“I was shocked to see police protecting LGBTQ individuals”: on her first Pride
Nkambwe arrived in Toronto just in time for Pride 2019. “I had never seen such a huge congregation of LGBTQ people coming together and marching freely! The way it was organized, and how people were dancing and celebrating who they are.”
When compared to her experiences in Uganda, this wasn’t the only thing she found shocking. “Back home, police arrest people for marching for who they are. I was totally surprised to see police giving help, waving at the marchers, and providing security to Pride participants!” exclaims Nkambwe. “Back home we do Pride, but our hearts are not peaceful. We are scared of police raids.”

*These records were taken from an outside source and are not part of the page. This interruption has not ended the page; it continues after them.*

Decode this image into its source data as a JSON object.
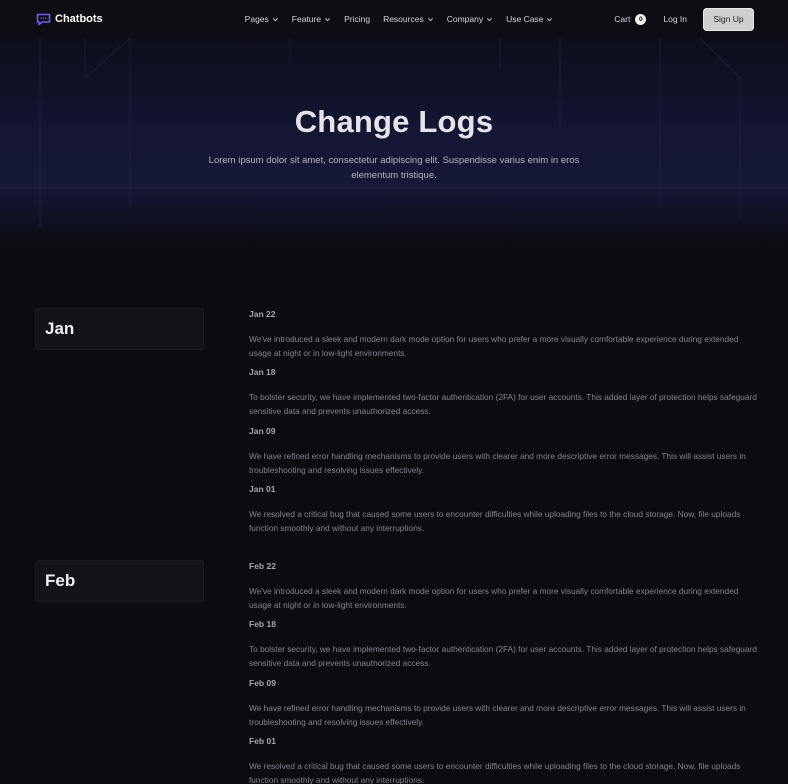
{
  "nav": {
    "brand": "Chatbots",
    "menu": [
      {
        "label": "Pages",
        "dropdown": true
      },
      {
        "label": "Feature",
        "dropdown": true
      },
      {
        "label": "Pricing",
        "dropdown": false
      },
      {
        "label": "Resources",
        "dropdown": true
      },
      {
        "label": "Company",
        "dropdown": true
      },
      {
        "label": "Use Case",
        "dropdown": true
      }
    ],
    "cart_label": "Cart",
    "cart_count": "0",
    "login": "Log In",
    "signup": "Sign Up"
  },
  "hero": {
    "title": "Change Logs",
    "subtitle": "Lorem ipsum dolor sit amet, consectetur adipiscing elit. Suspendisse varius enim in eros elementum tristique."
  },
  "months": [
    {
      "name": "Jan",
      "entries": [
        {
          "date": "Jan 22",
          "text": "We've introduced a sleek and modern dark mode option for users who prefer a more visually comfortable experience during extended usage at night or in low-light environments."
        },
        {
          "date": "Jan 18",
          "text": "To bolster security, we have implemented two-factor authentication (2FA) for user accounts. This added layer of protection helps safeguard sensitive data and prevents unauthorized access."
        },
        {
          "date": "Jan 09",
          "text": "We have refined error handling mechanisms to provide users with clearer and more descriptive error messages. This will assist users in troubleshooting and resolving issues effectively."
        },
        {
          "date": "Jan 01",
          "text": "We resolved a critical bug that caused some users to encounter difficulties while uploading files to the cloud storage. Now, file uploads function smoothly and without any interruptions."
        }
      ]
    },
    {
      "name": "Feb",
      "entries": [
        {
          "date": "Feb 22",
          "text": "We've introduced a sleek and modern dark mode option for users who prefer a more visually comfortable experience during extended usage at night or in low-light environments."
        },
        {
          "date": "Feb 18",
          "text": "To bolster security, we have implemented two-factor authentication (2FA) for user accounts. This added layer of protection helps safeguard sensitive data and prevents unauthorized access."
        },
        {
          "date": "Feb 09",
          "text": "We have refined error handling mechanisms to provide users with clearer and more descriptive error messages. This will assist users in troubleshooting and resolving issues effectively."
        },
        {
          "date": "Feb 01",
          "text": "We resolved a critical bug that caused some users to encounter difficulties while uploading files to the cloud storage. Now, file uploads function smoothly and without any interruptions."
        }
      ]
    }
  ],
  "colors": {
    "background": "#0b0b10",
    "hero_glow": "#161838",
    "brand_icon": "#6b5cff",
    "signup_bg": "#cfcfd1"
  },
  "icons": {
    "brand": "chat-bubble-icon",
    "dropdown": "chevron-down-icon"
  }
}
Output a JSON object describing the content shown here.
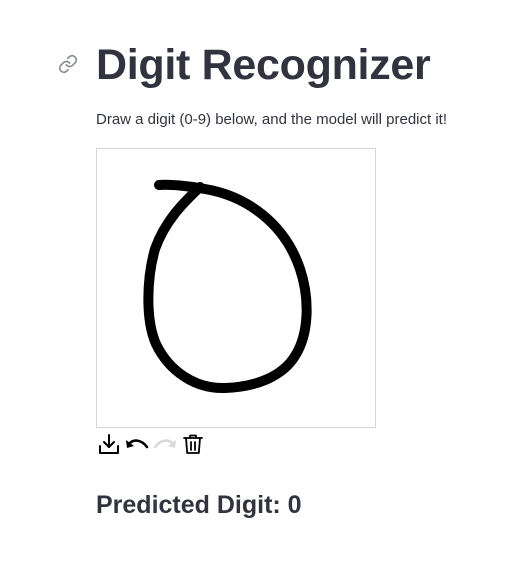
{
  "page": {
    "title": "Digit Recognizer",
    "description": "Draw a digit (0-9) below, and the model will predict it!",
    "anchor_icon": "link-icon"
  },
  "canvas": {
    "stroke_color": "#000000",
    "background_color": "#ffffff"
  },
  "toolbar": {
    "items": [
      {
        "icon": "download-icon",
        "enabled": true
      },
      {
        "icon": "undo-icon",
        "enabled": true
      },
      {
        "icon": "redo-icon",
        "enabled": false
      },
      {
        "icon": "trash-icon",
        "enabled": true
      }
    ]
  },
  "result": {
    "label": "Predicted Digit: 0"
  }
}
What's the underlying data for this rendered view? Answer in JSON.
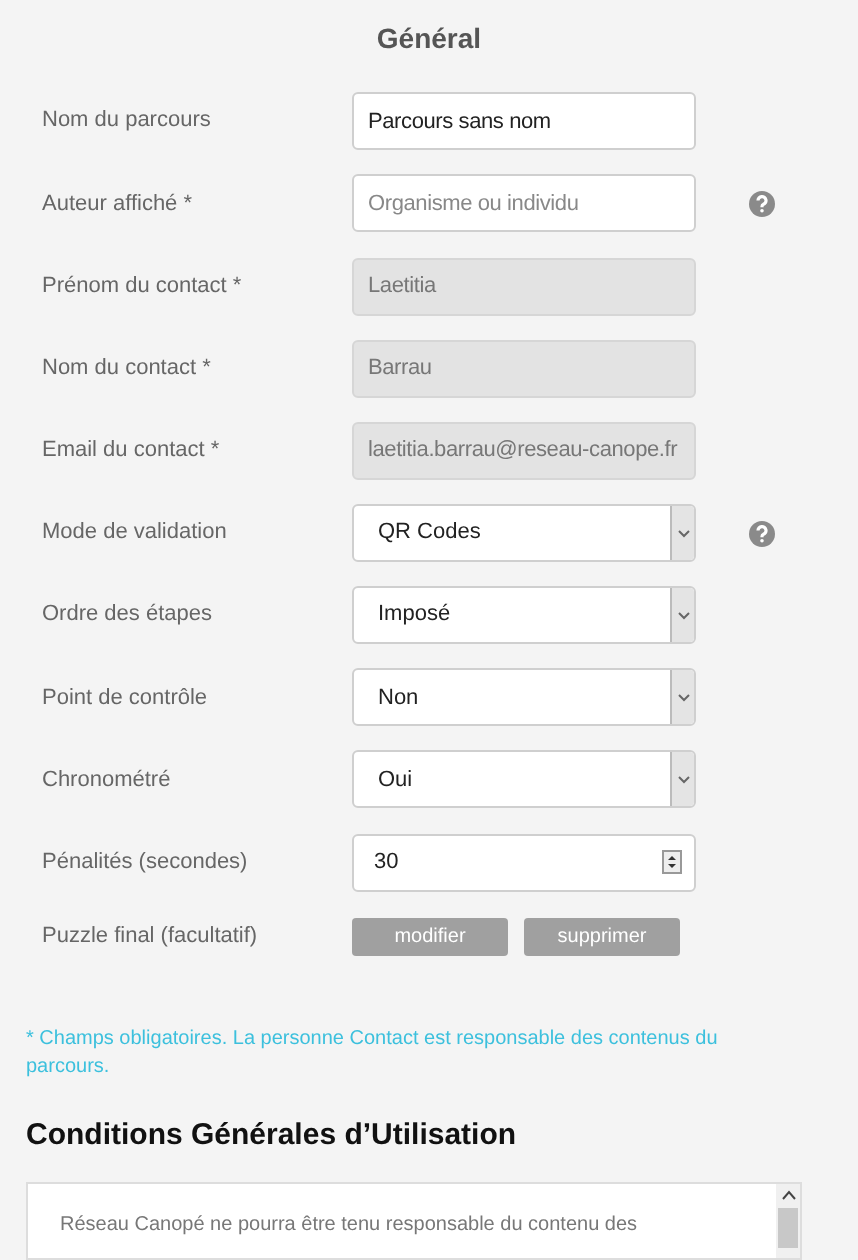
{
  "title": "Général",
  "fields": [
    {
      "label": "Nom du parcours",
      "kind": "text",
      "value": "Parcours sans nom",
      "help": false
    },
    {
      "label": "Auteur affiché *",
      "kind": "text",
      "placeholder": "Organisme ou individu",
      "help": true
    },
    {
      "label": "Prénom du contact *",
      "kind": "text",
      "value": "Laetitia",
      "disabled": true,
      "help": false
    },
    {
      "label": "Nom du contact *",
      "kind": "text",
      "value": "Barrau",
      "disabled": true,
      "help": false
    },
    {
      "label": "Email du contact *",
      "kind": "text",
      "value": "laetitia.barrau@reseau-canope.fr",
      "disabled": true,
      "help": false
    },
    {
      "label": "Mode de validation",
      "kind": "select",
      "value": "QR Codes",
      "help": true
    },
    {
      "label": "Ordre des étapes",
      "kind": "select",
      "value": "Imposé",
      "help": false
    },
    {
      "label": "Point de contrôle",
      "kind": "select",
      "value": "Non",
      "help": false
    },
    {
      "label": "Chronométré",
      "kind": "select",
      "value": "Oui",
      "help": false
    },
    {
      "label": "Pénalités (secondes)",
      "kind": "number",
      "value": "30",
      "help": false
    }
  ],
  "puzzle": {
    "label": "Puzzle final (facultatif)",
    "buttons": [
      "modifier",
      "supprimer"
    ]
  },
  "note": "* Champs obligatoires. La personne Contact est responsable des contenus du parcours.",
  "terms": {
    "heading": "Conditions Générales d’Utilisation",
    "text": "Réseau Canopé ne pourra être tenu responsable du contenu des"
  }
}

Although there has been much debate in recent years about what involvement the police should have at Toronto Pride, or whether they should be there at all, Nkambwe feels that Canadians need to check their privilege. “Many Canadians have not been to countries where homosexuality is illegal. Back home, they arrest us for marching for those who cannot march. Despite the fact that the police here have limitations during Pride, for me, I was shocked to see police protecting LGBTQ individuals.”
“On top of being racialized, we are vulnerable”: on racism in the queer community
When it comes to tackling racism in the queer community, Nkambwe has a message for non-racialized community members. “People need to understand that racism still exists. On top of being racialized individuals, we are vulnerable. That means that we really, really need support,” says Nkambwe. “We need help to connect us with other organizations that are doing the same amazing work of fighting racism, such that we build a strong network that can support queer communities.”
Nkambwe is looking forward to Global Black Pride in Toronto this year, for many reasons. “I’m excited to see people from the African continent (and from my country, Uganda) who do activist work coming together on one platform, speaking for those who cannot speak, advocating for those who cannot advocate for themselves. This gives us pride, to advocate for LGBTQ persons back home, here in Canada, and globally,” explains Nkambwe. “This is also an opportunity to learn how to organize such as event, as I want to hold a convention for African human rights defenders.”
“I don’t want to see anyone suffering when I have the ability to support them”: on what keeps her advocating and celebrating
This October, the African Centre for Refugees will celebrate their 3rd anniversary. And Nkambwe’s work isn’t done yet. “What keeps me doing this work is the passion that I have for my community. As an LGBTQ individual, I don’t want to see anyone suffering when I have the ability to support them.”
She finds great inspiration from two, simple words. “When I see that somebody has gone through their court hearing successfully, there are two small words that we say: thank you. That ‘thank you’ is what keeps me going,” explains Nkambwe. “Seeing somebody who is happy and saying, ‘Thank you, I’ve gotten my permanent residence, I’m now living in good times’, it really pushes me.”
Given Nkambwe’s incredible drive and accomplishments, she is very humble about her own role. “The work that you see on our website is not done by Chris only, it is done by the team of volunteers. We are not paid, but we respect each other. They are my hands where I cannot reach. It’s not me who’s doing the work, but it’s the team,” says Nkambwe. “We have won several awards. At meetings, I tell them ‘This is not a win for Christopher. This is a win for all of us, and for the African center. These achievements that we’ve had, they are for the entire team.’”
Social Media and Website Accounts
My Pride Story written by: Anna-Liza Badaloo (she/her) is a writer and consultant working at the intersection of health, environment and social justice.